The above preview is unformatted text

This student written piece of work is one of many that can be found in our AS and A Level Social Psychology section.

Found what you're looking for?

  • Start learning 29% faster today
  • 150,000+ documents available
  • Just £6.99 a month

Not the one? Search for your essay title...
  • Join over 1.2 million students every month
  • Accelerate your learning by 29%
  • Unlimited access from just £6.99 per month

See related essaysSee related essays

Related AS and A Level Social Psychology essays

  1. Marked by a teacher

    Psychology Coursework - Conformity

    4 star(s)

    Also a lack of reliability may be caused by there being a lot of differences between each participant. The only thing changed between the participants were the gender, no account of origin, ethics or ages were involved in the study.

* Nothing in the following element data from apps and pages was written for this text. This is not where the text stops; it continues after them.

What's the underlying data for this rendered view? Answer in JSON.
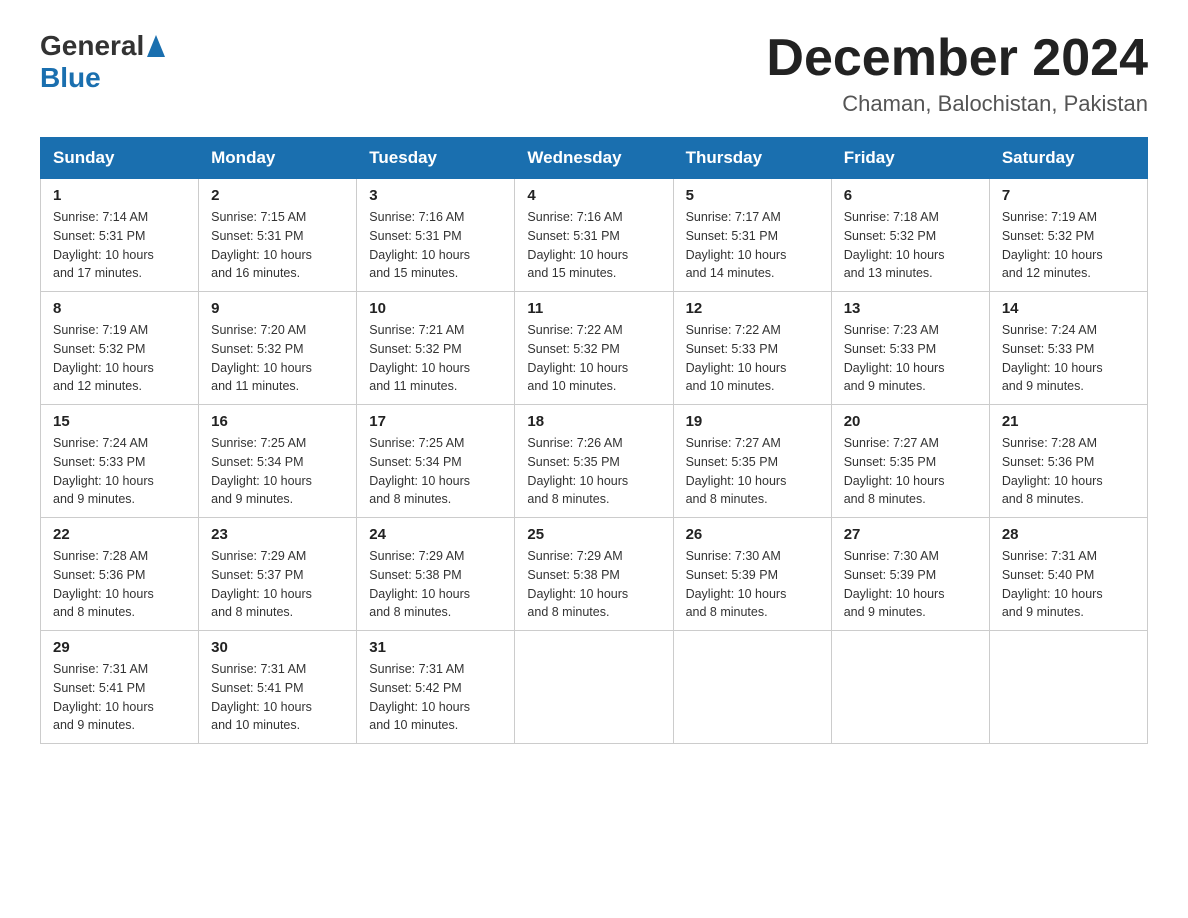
{
  "header": {
    "logo": {
      "text_general": "General",
      "text_blue": "Blue",
      "alt": "GeneralBlue logo"
    },
    "title": "December 2024",
    "location": "Chaman, Balochistan, Pakistan"
  },
  "calendar": {
    "days_of_week": [
      "Sunday",
      "Monday",
      "Tuesday",
      "Wednesday",
      "Thursday",
      "Friday",
      "Saturday"
    ],
    "weeks": [
      [
        {
          "day": "1",
          "sunrise": "7:14 AM",
          "sunset": "5:31 PM",
          "daylight": "10 hours and 17 minutes."
        },
        {
          "day": "2",
          "sunrise": "7:15 AM",
          "sunset": "5:31 PM",
          "daylight": "10 hours and 16 minutes."
        },
        {
          "day": "3",
          "sunrise": "7:16 AM",
          "sunset": "5:31 PM",
          "daylight": "10 hours and 15 minutes."
        },
        {
          "day": "4",
          "sunrise": "7:16 AM",
          "sunset": "5:31 PM",
          "daylight": "10 hours and 15 minutes."
        },
        {
          "day": "5",
          "sunrise": "7:17 AM",
          "sunset": "5:31 PM",
          "daylight": "10 hours and 14 minutes."
        },
        {
          "day": "6",
          "sunrise": "7:18 AM",
          "sunset": "5:32 PM",
          "daylight": "10 hours and 13 minutes."
        },
        {
          "day": "7",
          "sunrise": "7:19 AM",
          "sunset": "5:32 PM",
          "daylight": "10 hours and 12 minutes."
        }
      ],
      [
        {
          "day": "8",
          "sunrise": "7:19 AM",
          "sunset": "5:32 PM",
          "daylight": "10 hours and 12 minutes."
        },
        {
          "day": "9",
          "sunrise": "7:20 AM",
          "sunset": "5:32 PM",
          "daylight": "10 hours and 11 minutes."
        },
        {
          "day": "10",
          "sunrise": "7:21 AM",
          "sunset": "5:32 PM",
          "daylight": "10 hours and 11 minutes."
        },
        {
          "day": "11",
          "sunrise": "7:22 AM",
          "sunset": "5:32 PM",
          "daylight": "10 hours and 10 minutes."
        },
        {
          "day": "12",
          "sunrise": "7:22 AM",
          "sunset": "5:33 PM",
          "daylight": "10 hours and 10 minutes."
        },
        {
          "day": "13",
          "sunrise": "7:23 AM",
          "sunset": "5:33 PM",
          "daylight": "10 hours and 9 minutes."
        },
        {
          "day": "14",
          "sunrise": "7:24 AM",
          "sunset": "5:33 PM",
          "daylight": "10 hours and 9 minutes."
        }
      ],
      [
        {
          "day": "15",
          "sunrise": "7:24 AM",
          "sunset": "5:33 PM",
          "daylight": "10 hours and 9 minutes."
        },
        {
          "day": "16",
          "sunrise": "7:25 AM",
          "sunset": "5:34 PM",
          "daylight": "10 hours and 9 minutes."
        },
        {
          "day": "17",
          "sunrise": "7:25 AM",
          "sunset": "5:34 PM",
          "daylight": "10 hours and 8 minutes."
        },
        {
          "day": "18",
          "sunrise": "7:26 AM",
          "sunset": "5:35 PM",
          "daylight": "10 hours and 8 minutes."
        },
        {
          "day": "19",
          "sunrise": "7:27 AM",
          "sunset": "5:35 PM",
          "daylight": "10 hours and 8 minutes."
        },
        {
          "day": "20",
          "sunrise": "7:27 AM",
          "sunset": "5:35 PM",
          "daylight": "10 hours and 8 minutes."
        },
        {
          "day": "21",
          "sunrise": "7:28 AM",
          "sunset": "5:36 PM",
          "daylight": "10 hours and 8 minutes."
        }
      ],
      [
        {
          "day": "22",
          "sunrise": "7:28 AM",
          "sunset": "5:36 PM",
          "daylight": "10 hours and 8 minutes."
        },
        {
          "day": "23",
          "sunrise": "7:29 AM",
          "sunset": "5:37 PM",
          "daylight": "10 hours and 8 minutes."
        },
        {
          "day": "24",
          "sunrise": "7:29 AM",
          "sunset": "5:38 PM",
          "daylight": "10 hours and 8 minutes."
        },
        {
          "day": "25",
          "sunrise": "7:29 AM",
          "sunset": "5:38 PM",
          "daylight": "10 hours and 8 minutes."
        },
        {
          "day": "26",
          "sunrise": "7:30 AM",
          "sunset": "5:39 PM",
          "daylight": "10 hours and 8 minutes."
        },
        {
          "day": "27",
          "sunrise": "7:30 AM",
          "sunset": "5:39 PM",
          "daylight": "10 hours and 9 minutes."
        },
        {
          "day": "28",
          "sunrise": "7:31 AM",
          "sunset": "5:40 PM",
          "daylight": "10 hours and 9 minutes."
        }
      ],
      [
        {
          "day": "29",
          "sunrise": "7:31 AM",
          "sunset": "5:41 PM",
          "daylight": "10 hours and 9 minutes."
        },
        {
          "day": "30",
          "sunrise": "7:31 AM",
          "sunset": "5:41 PM",
          "daylight": "10 hours and 10 minutes."
        },
        {
          "day": "31",
          "sunrise": "7:31 AM",
          "sunset": "5:42 PM",
          "daylight": "10 hours and 10 minutes."
        },
        null,
        null,
        null,
        null
      ]
    ],
    "labels": {
      "sunrise": "Sunrise:",
      "sunset": "Sunset:",
      "daylight": "Daylight:"
    }
  }
}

  2. The aim of this experiment is to find out if people will conform without ...

    gave the same answer as the confederates, showing that people do not want to stand out of the crowd. Crutchfield (1955) He devised a version of the Asch experiment that did not involve face-to-face communication, (faceless conformity). Each participant was placed in a separate booth, facing a screen, which displayed

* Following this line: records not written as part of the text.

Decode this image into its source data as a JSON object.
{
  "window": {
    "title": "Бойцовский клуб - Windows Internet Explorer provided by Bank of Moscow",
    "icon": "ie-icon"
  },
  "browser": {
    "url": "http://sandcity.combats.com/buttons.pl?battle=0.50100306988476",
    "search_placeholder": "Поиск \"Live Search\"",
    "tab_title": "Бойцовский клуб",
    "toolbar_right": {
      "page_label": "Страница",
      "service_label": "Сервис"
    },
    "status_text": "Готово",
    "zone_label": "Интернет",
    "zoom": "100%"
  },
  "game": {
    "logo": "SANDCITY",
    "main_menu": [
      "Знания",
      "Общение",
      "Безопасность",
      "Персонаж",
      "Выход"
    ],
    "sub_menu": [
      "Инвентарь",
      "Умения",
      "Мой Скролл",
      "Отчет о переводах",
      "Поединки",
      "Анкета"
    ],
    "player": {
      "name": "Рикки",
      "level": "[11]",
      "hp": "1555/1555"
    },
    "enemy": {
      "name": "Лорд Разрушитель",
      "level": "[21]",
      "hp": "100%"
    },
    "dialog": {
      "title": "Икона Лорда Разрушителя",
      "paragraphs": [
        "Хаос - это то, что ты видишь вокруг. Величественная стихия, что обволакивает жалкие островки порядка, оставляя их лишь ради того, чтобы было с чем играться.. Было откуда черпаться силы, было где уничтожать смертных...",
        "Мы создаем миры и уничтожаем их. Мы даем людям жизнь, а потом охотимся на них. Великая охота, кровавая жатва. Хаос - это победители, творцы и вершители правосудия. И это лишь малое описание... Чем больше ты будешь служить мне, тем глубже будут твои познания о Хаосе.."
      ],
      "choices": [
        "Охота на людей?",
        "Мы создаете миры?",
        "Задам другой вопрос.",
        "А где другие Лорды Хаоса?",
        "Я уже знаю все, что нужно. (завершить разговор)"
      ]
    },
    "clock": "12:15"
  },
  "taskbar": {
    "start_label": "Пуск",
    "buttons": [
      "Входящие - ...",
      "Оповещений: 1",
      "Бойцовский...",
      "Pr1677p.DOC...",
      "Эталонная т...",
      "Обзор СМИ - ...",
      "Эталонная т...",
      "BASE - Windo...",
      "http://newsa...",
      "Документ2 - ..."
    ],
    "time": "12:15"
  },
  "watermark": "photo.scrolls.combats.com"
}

  1. Compare and contrast the studies of Sherif and Asch. What do they tell us ...

    Asch's later study was a response to Sherif's as he felt that conclusions were hard to draw due to the lay out of the experiment. Initially the task could be found to be ambiguous and so saying it was measuring conformity and were it not just people giving similar answers was difficult to conclude.

  2. Social influence, its concepts and ethics

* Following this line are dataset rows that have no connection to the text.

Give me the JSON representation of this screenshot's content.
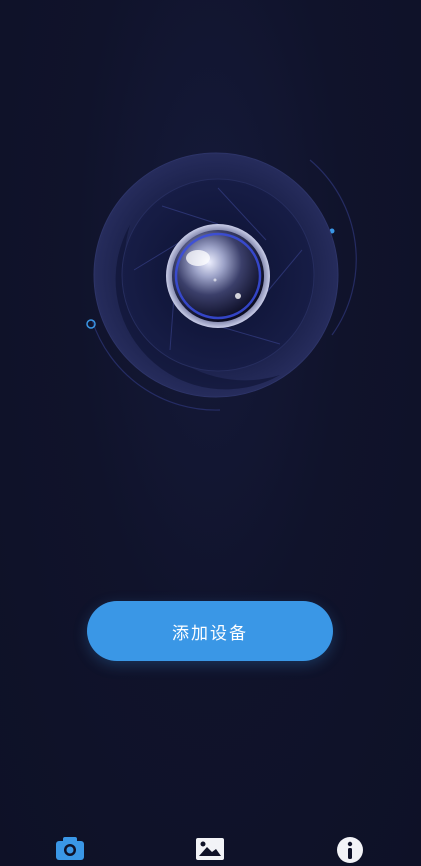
{
  "main": {
    "add_device_label": "添加设备"
  },
  "tabbar": {
    "items": [
      {
        "icon": "camera-icon",
        "active": true
      },
      {
        "icon": "gallery-icon",
        "active": false
      },
      {
        "icon": "info-icon",
        "active": false
      }
    ]
  },
  "colors": {
    "background": "#0f1228",
    "accent": "#3a97e6",
    "icon_inactive": "#f2f3f7"
  }
}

    and a teacher, and the way that you would speak to a student would not necessarily be the way you would talk to your own child. Conforming there are two main types of conforming, which were developed by Kelman (1958)

  1. Psychology Questions Ansewered

    Loftus and Palmer's study was conducted in a laboratory environment, therefore it may have not discovered anything that would be applicable in the real world. The lab is a controlled environment, the real world is not and therefore the results had it been conducted in a real life situation may have been very different.

  2. conjugal roles

    Aim: To find out the percentage of men who participate at home with childcare and housework. Objective: Design and create a questionnaire to be given to men and women aged 20-60. I decided to pursue this aim to try and find out if gender specific roles were still as severe

  1. Pro and Anti Social Behaviour

    Pro-social behaviour may be helpful, but it is also important in the development and continuation of social relationships, which is an essential message from the study of cultural differences. c) Media Influences on Pro- and Anti-social behaviour Use for: a)

  2. Conformity is the change of behaviour or beliefs due to the observation of other ...

    Their task was to each call out which line they thought matched the one on the test card. The naive participant called out his answer second to last. The confederates gave identical wrong answers on 12 out of 18 trials, known as the critical trials.

  • Over 160,000 pieces
    of student written work
  • Annotated by
    experienced teachers
  • Ideas and feedback to
    improve your own work